With vacation from school and extra hours of daylight, summer provides more time and opportunities to get out, explore or get together with friends and family. Now that COVID-19 vaccinations are available for everyone age 6 months and older, families can reduce their risk of infection and illness by being up to date with all vaccinations and boosters. Check out Get Vaccinated Oregon to find a COVID-19 vaccine or booster near you.
Beyond vaccines and boosters, many day-to-day precautions can lower your risk while you have fun in the sun. Here are some tips:
Pools, lakes and beaches
Public pools are a great way for the family to cool off and relax. It’s safe to swim in shared pools because any virus particles are greatly diluted by the water. But you should still take some COVID-19 precautions, such as using outdoor pools whenever possible, and limiting time indoors by showering at home. Also, limit sharing goggles, snorkels and other items that contact your face to those inside your household.
Lakes, rivers and the ocean are safe places to swim, if you’re brave enough for a cold dunk, but be sure to check for recreational water advisories. It’s also a good idea to swim with others, and never swim alone.
Outdoor playgrounds offer safe and fun backdrops for kids to play and socialize on jungle gyms, slides, monkey bars and more. For extra precaution, consider bringing your own balls or toys, as well as hand sanitizer, even though the risk of spreading COVID-19 through surfaces and objects is low.
For those attending summer programs like camps and clubs, COVID-19 testing is important to help keep kids and staff safe. Call your child’s summer camp or school beforehand to find out whether they have opted in to Oregon Health Authority’s (OHA) Youth Testing program. If your summer program is not offering testing, parents and guardians can buy testing kits at a pharmacy or order free kits online from the federal government. Visit the Oregon Parks and Recreation site for additional information on some 2022 summer camp services.
Barbeques, cookouts and picnics
Summer group meals, especially those that involve a grill, are safer than indoor gatherings. Wash your hands before and during preparation and serving of food, and keep food covered when possible.
Block parties and outdoor get-togethers may offer sufficient physical distancing, but you may consider carrying a mask in case you find yourself in a tight crowd, inside a tent or in someone’s air-conditioned home for a break from the heat.
Outdoor festivals and concerts

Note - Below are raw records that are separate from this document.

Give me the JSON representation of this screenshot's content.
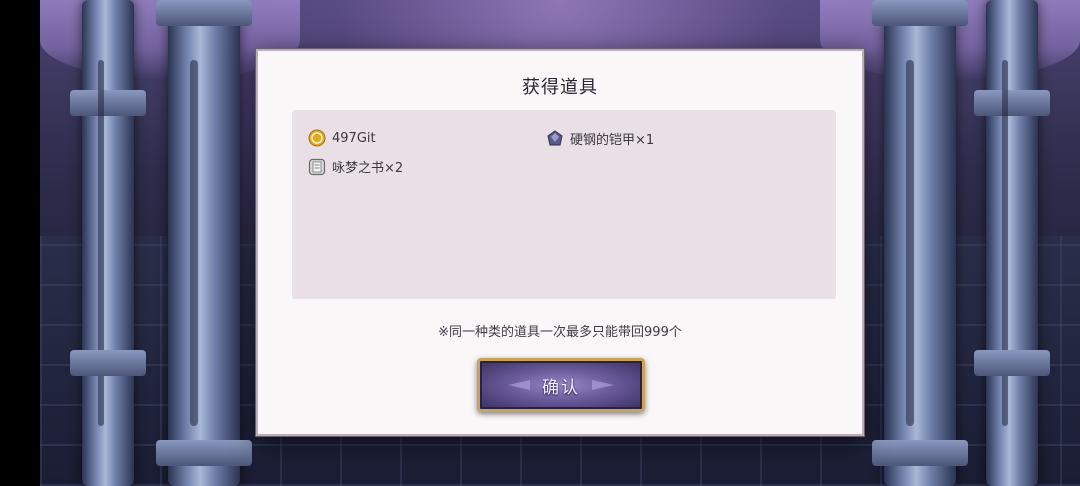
{
  "dialog": {
    "title": "获得道具",
    "rewards": [
      {
        "icon": "gold-coin-icon",
        "label": "497Git"
      },
      {
        "icon": "armor-gem-icon",
        "label": "硬钢的铠甲×1"
      },
      {
        "icon": "spellbook-icon",
        "label": "咏梦之书×2"
      }
    ],
    "note": "※同一种类的道具一次最多只能带回999个",
    "confirm_label": "确认"
  },
  "colors": {
    "button_border": "#c9a45a",
    "button_fill": "#6a5a9a",
    "panel_bg": "#e8e0e5"
  }
}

Whether you want to catch an outdoor performance at Oregon Shakespeare Festival, take in some barrel racing at the Pendleton Roundup or rock out at Pickathon, the state offers several opportunities to gather and have fun. Outdoor events may allow room to spread out, but you may find yourself in close quarters in areas like restrooms or concession lines. Pop-up vendor tents, for example, provide shade but may also be sealed on three sides, limiting ventilation. Consider packing a face mask to slip on during your time in these high-traffic close quarters. Check the event website ahead of time to familiarize yourself with its mask and vaccination policies.
While outdoor activities are usually safer than indoor gatherings, it’s important to be mindful of possible risk factors and take steps to mitigate them. Bottom line: if an outdoor event begins to feel like an indoor event, consider masking up. OHA wishes you a safe, happy and hydrated summer!